This led me to consider whether the government and/or NHS should make such medical decisions for us. In the case of the vaccine, as someone under 40, I would have preferred to have been given the choice. Medicine should be about informed consent, and the risk of blood clots is lower than taking the contraceptive pill6, which is often prescribed to young women and even teenage girls with inadequate information on the risks and side effects. The Delta variant appears to be more dangerous to young adults than other variants7, so I would have preferred to be given the autonomy to opt for the AZ. With regard to the ban on junk food adverts to avoid children and young people seeing them, is it down to the government to decide who eats junk food or is it down to parents to educate their kids? It’s hard to say; I can see benefits for both.
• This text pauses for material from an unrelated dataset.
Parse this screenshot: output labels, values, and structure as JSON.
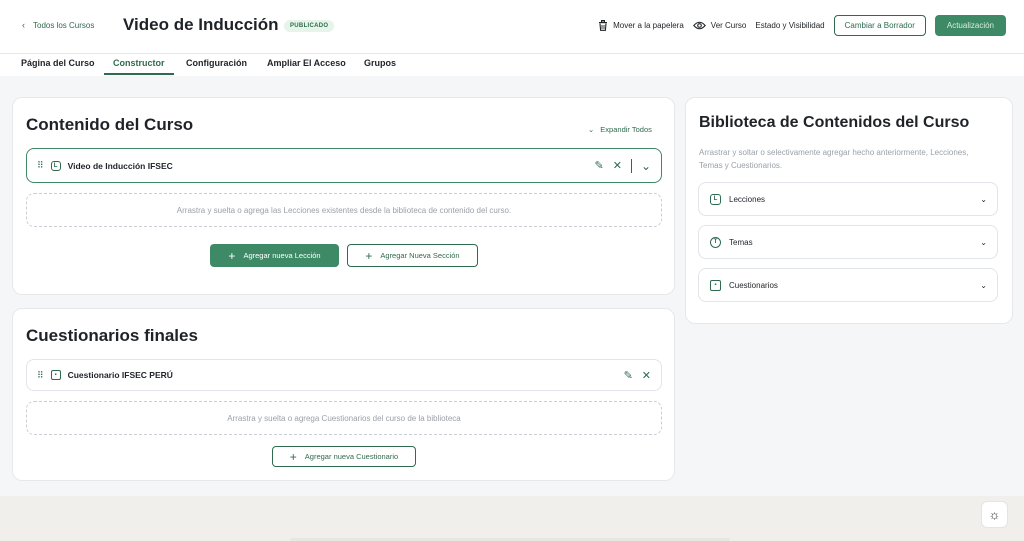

What do you think about medical paternalism? Let me know in the comments below. And if you need help with medical translation or copywriting, get in touch on firstname.lastname@example.org.
1 “Selective Paternalism”, Brian C. Drolet and Candace L. White, 2012, Source: https://journalofethics.ama-assn.org/article/selective-paternalism/2012-07
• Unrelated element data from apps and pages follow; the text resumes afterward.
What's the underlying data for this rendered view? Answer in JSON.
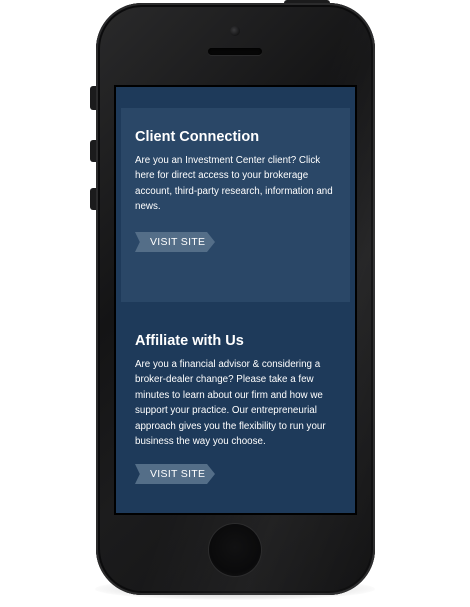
{
  "colors": {
    "screen_background": "#1e3a5a",
    "highlight_panel": "#2a4767",
    "button": "#546e88",
    "phone_body": "#141415"
  },
  "client_connection": {
    "title": "Client Connection",
    "description": "Are you an Investment Center client? Click here for direct access to your brokerage account, third-party research, information and news.",
    "button_label": "VISIT SITE"
  },
  "affiliate": {
    "title": "Affiliate with Us",
    "description": "Are you a financial advisor & considering a broker-dealer change? Please take a few minutes to learn about our firm and how we support your practice. Our entrepreneurial approach gives you the flexibility to run your business the way you choose.",
    "button_label": "VISIT SITE"
  }
}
2 “Covid-19: UK offers under 40s alternative to AstraZeneca vaccine to boost confidence”, BMJ, 2021, Source: https://www.bmj.com/content/373/bmj.n1185
3 “AstraZeneca’s COVID-19 vaccine: EMA finds possible link to very rare cases of unusual blood clots with low blood platelets”, EMA, 7 April 2021, Source: https://www.ema.europa.eu/en/news/astrazenecas-covid-19-vaccine-ema-finds-possible-link-very-rare-cases-unusual-blood-clots-low-blood
4 “Covid: Two Oxford vaccines produce low level of antibodies against Delta variant, study shows”, ITV News, 29 June 2021, Source: https://www.itv.com/news/2021-06-29/covid-two-oxford-vaccines-produce-low-level-of-antibodies-against-delta-variant-study-shows
5 “Junk food ads to be banned before 9pm on TV, government announces”, Andrew Woodcock, 25 June 2021, Source: https://www.independent.co.uk/news/uk/politics/junk-food-ads-ban-tv-b1871903.html
6 “Covid: Woman’s fears after blood clot but family and doctors say still get jab”, Amy Farnworth, 26 June 2021, Source: https://www.theboltonnews.co.uk/news/19401231.covid-womans-fears-blood-clot-family-doctors-say-still-get-jab/ 7 “Young, unvaccinated, over 50 or just had one dose? You’re most at risk from the Covid delta variant”, Holly Ellyatt, 29 June 2021, Source: https://www.cnbc.com/2021/06/29/who-is-most-at-risk-from-the-delta-variant.html